To begin with, the humor of the scene is predicated by Allen’s dialogue. Ordering an inordinate amount of food for a rebel army from a restaurant is absurd. With this in mind, Bananas operates as a parody by lampooning war and armed rebellion. The visual of restaurant workers bringing in wheel barrows of cole slaw and thousands of sack lunches prepared for the rebels makes the scene work as a slapstick.
2. Do you agree or disagree with Mast in his view that Bananas more closely captures Sennett's style or spirit than The Great Race? Even if you haven't seen either film, you can base your analysis on today's Daily Dose vs. last week's Daily Dose from The Great Race.
I disagree that the scene from Take The Money and Run captures Sennet’s style. Again, the majority of the is predicated on dialague with the visuals of thousand of lunch sacks and wheel barrows of cole slaw as the payoff.
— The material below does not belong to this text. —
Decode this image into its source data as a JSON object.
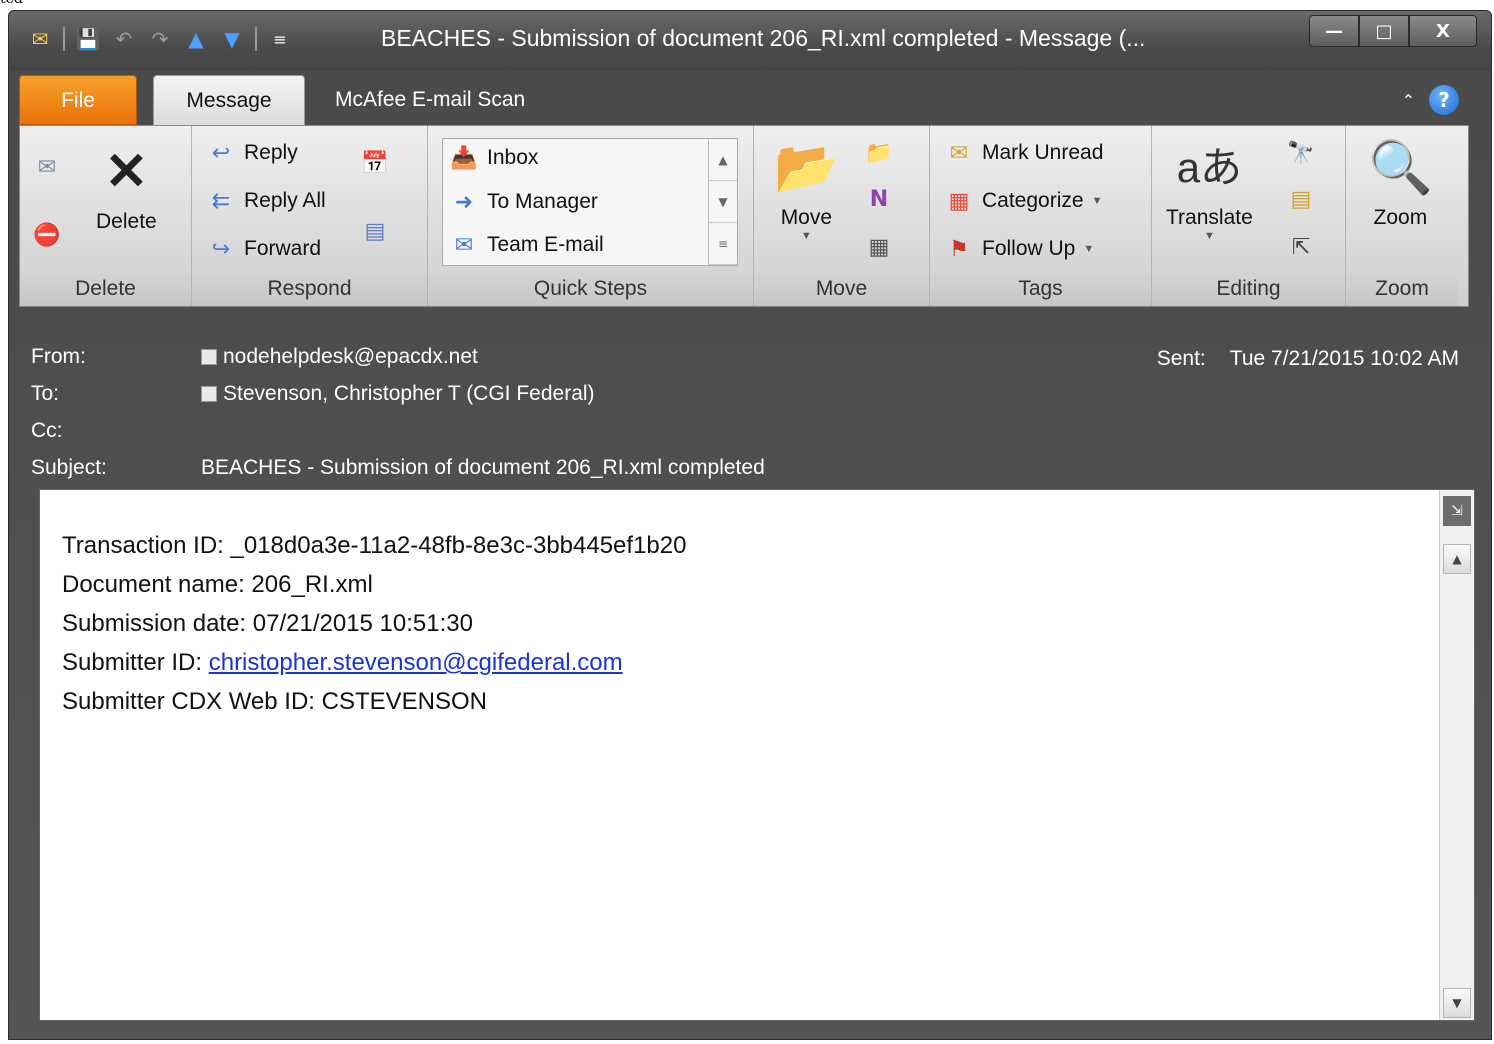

In my opinion, this scene from Allen’s movie Sleeper better reflects the slapstick from the early days of silent movies.